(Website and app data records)
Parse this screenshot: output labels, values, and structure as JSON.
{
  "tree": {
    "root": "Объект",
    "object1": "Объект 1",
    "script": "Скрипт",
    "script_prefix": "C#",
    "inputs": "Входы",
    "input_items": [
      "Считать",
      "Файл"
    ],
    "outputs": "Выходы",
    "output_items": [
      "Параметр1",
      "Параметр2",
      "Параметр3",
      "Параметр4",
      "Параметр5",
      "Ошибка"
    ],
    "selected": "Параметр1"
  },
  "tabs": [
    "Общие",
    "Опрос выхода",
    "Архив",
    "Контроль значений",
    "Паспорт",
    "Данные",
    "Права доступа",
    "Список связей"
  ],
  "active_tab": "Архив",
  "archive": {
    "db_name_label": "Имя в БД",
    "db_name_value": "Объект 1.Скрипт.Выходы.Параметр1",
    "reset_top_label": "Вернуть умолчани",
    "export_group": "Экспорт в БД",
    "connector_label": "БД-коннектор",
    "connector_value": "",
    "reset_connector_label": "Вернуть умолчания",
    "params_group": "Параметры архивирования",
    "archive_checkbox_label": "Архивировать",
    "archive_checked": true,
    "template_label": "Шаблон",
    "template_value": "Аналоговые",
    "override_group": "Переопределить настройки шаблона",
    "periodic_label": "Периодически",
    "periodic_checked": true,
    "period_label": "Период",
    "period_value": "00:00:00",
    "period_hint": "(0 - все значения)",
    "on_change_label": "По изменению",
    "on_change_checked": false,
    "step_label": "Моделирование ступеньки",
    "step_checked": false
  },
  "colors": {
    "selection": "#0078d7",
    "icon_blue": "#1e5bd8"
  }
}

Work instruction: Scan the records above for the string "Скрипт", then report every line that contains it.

Response to this exercise:
    "script": "Скрипт",
    "db_name_value": "Объект 1.Скрипт.Выходы.Параметр1",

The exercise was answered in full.